Aluminium prices climbed to the highest level in more than a decade as political unrest in Guinea fuelled concerns over supply of the raw material needed to make the metal.
A unit of the military seized power and suspended the constitution, with head of special forces, Colonel Mamady Doumbouya, urging the army to back him.
That rattled global aluminium markets on Monday – prices in London notched a fresh 10-year high and futures in China climbed to the highest since 2006 – as the political instability raises the possibility of disruptions to bauxite shipments from the key global supplier.
Aluminium has climbed about 40 per cent this year in London as massive global stimulus measures stoked demand just as smelters in China, the biggest producer, struggled to maintain output during a seasonal power crunch and Beijing sought to rein in the country’s carbon emissions.
Bauxite is the feedstock used to make alumina, which is further processed into aluminium, and Guinea accounts for more than half of all of Chinese imports.
The market “can be seriously shaken” by the situation, United Company Rusal founder Oleg Deripaska said in a Telegram post. The company’s shares surged 14 per cent in Hong Kong to the highest since 2012.
Prices on the London Metal Exchange rose as much as 1.8 per cent to $2,775.50 a tonne, the highest since May 2011, and traded at $2,757. In China, futures jumped as much as 3.4 per cent to the highest since 2006, before paring gains to 2.2 per cent.
“Investors are quite concerned given China buys a big chunk of bauxite from Guinea”, though there haven’t been reports of disruptions yet and the extent of any impact will depend on how the situation evolves, Xiong Hui, chief aluminium analyst at Beijing Antaike Information Development, said.
Aluminium Corp of China, the biggest producer which has a bauxite project in Guinea, said all of its operations are normal and it has ample bauxite inventories at its plants in China. Shares in Hong Kong climbed as much as 10 per cent.
Investors are also looking at continuing production cuts in China’s Guangxi province, which is further tightening the market, Ms Hui said.
The energy-intensive aluminium industry has come under increased scrutiny as part of Beijing’s pollution crackdown. China produces around 60 per cent of the world’s total, with concerns around output prompting some of its largest smelters to pledge to ensure supply and metal to be released from state reserves to ease tightness. The country has become increasingly reliant on imports, a rare development that’s drained global supplies of the usually abundant metal.

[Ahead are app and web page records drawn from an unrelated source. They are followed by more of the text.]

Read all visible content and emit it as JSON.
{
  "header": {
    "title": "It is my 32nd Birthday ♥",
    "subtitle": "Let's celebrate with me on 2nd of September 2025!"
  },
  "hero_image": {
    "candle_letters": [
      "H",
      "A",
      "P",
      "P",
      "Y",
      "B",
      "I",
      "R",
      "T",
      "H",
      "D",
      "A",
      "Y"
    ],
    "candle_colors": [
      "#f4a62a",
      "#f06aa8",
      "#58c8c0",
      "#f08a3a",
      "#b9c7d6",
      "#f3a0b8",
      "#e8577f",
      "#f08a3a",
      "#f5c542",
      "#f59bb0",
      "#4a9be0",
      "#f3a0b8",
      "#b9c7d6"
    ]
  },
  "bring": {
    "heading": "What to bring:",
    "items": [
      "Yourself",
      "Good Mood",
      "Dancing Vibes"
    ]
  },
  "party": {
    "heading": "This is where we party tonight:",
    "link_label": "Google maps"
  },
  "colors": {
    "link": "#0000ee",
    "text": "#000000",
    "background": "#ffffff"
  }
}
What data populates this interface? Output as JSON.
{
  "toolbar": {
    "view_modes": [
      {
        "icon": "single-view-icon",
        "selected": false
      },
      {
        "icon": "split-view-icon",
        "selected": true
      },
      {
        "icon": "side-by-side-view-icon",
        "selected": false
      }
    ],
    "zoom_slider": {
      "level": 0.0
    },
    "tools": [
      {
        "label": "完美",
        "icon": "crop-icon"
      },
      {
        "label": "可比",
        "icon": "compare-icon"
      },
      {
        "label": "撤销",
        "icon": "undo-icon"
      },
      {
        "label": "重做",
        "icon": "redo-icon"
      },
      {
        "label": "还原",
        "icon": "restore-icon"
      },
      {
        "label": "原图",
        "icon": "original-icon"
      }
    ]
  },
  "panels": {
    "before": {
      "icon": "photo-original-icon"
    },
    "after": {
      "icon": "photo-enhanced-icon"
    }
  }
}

Aluminium, used in everything from car parts to drinks cans and home appliances, fared particularly badly at the onset of the Covid-19 pandemic, but is now enjoying a strong resurgence as consumer demand and economic activity bounces back. In the longer term, the metal is set to benefit from its use in electric vehicles and renewable energy.